I don’t have a single memory of my parents ever asking me what I wanted to be when I grew up. Not one.
It’s a common question, one that most parents ask their children, and one that they ask often. A chance to get a glimpse through their lens. To see how their answers change over time. And to course correct when they say “I dunno, a found-materials performance artist?”
But my parents never asked me that question. Never.
I remember them telling others – in my presence – what I would be. “She’s going to be a pianist.” A ballerina. A piano teacher.
That’s how I was parented. Told what I could do, would do. But never asked what I wanted to do. And it felt – frankly, still does – that they never attempted to get to know me.
They tried to mold me. In their image. To their ends. So that they could be a parent of a [fill-in-the-blank profession]. So they could tell their friends, their community how proud they were of what I’d become, so long as what I became was what they had designed.
As a result, it has been a lifelong struggle for me to find, establish, & claim my own identity.
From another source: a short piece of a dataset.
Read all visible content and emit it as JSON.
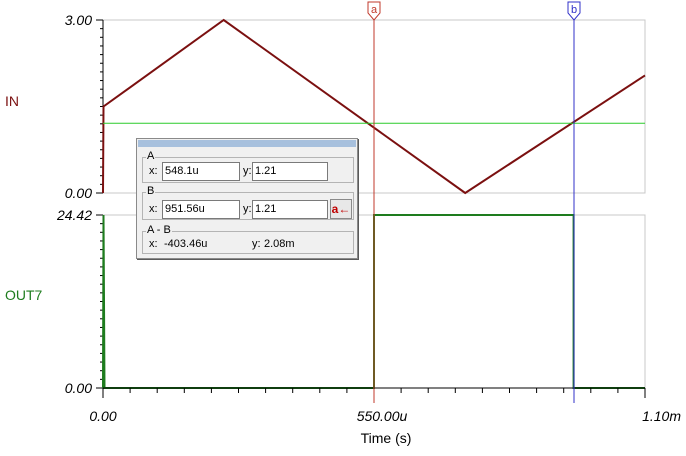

Who I want to be, who I am, what I’m interested in. I sometimes feel robbed of 30 some-odd years of not knowing me. Not knowing what I like to do for hobbies, what I like to do for fun, what kinds of work I would enjoy.
I spent decades navigating between a predetermined version of who I was supposed to be, assigned by my parents, two of the most influential people one ever has – and who I am. And. for decades, who I am was defined only in relation to my parents’ pre-programmed version of me. In other words – my identity was, for most of my life: “not that.” Not clear on who or what I was, but instead only: well, that’s not what I want for myself.
It sets one up for a lifetime of insecurity, I find. I’m not a performance pianist, and absolutely detest classical music to this day….but I’m also not clear on what I really am. It leads to a lifetime of self-doubt. I hated classical music; but could /should I have been successful as a rock musician? What about acting? I have a lifetime of experience playing someone else’s written role, but never pursued it because it wasn’t one of my prescribed paths. And now, at a middle-aged crossroads, I’m utterly stuck. I can’t get ahead in my current career but also absolutely clueless on any other direction to head.
When I’ve tried (in vain) to talk through this problem with my mom, I just know she doesn’t get it. She offers tone-deaf advice like: you could take up piano again! Uh, hello? I can’t even read music anymore? Not interested? Not in the least? Or she tries to “there, there” me, which is hurtfully dismissive. As in: “It’ll all sort itself out.” Oh really? Things just gonna magically resolve themselves? Do I just sit in my current job while I stew another 2-5 years, underpaid, underutilized?
Rather than help guide me back to my path, as I think parents do, as sounding boards, I have no one to turn to. I suppose that part’s not that uncommon at all. But what does strike me about my situation being uncommon is I also was never equipped with the navigational tools to find my anchoring values, or interests, and leverage those. I didn’t know what I wanted to be when I grow up when I was a kid – other than museums. (And let me tell you, getting laid off during the Great Recession worked out great! LOL)
Robbed of the opportunity to explore me as a child, I don’t know how to wayfind back to myself as an adult either.
It’s a problem that does not serve one well when one is solidly middle-class and must work full-time, but also increasingly disillusioned & broken-hearted at one’s career options and path.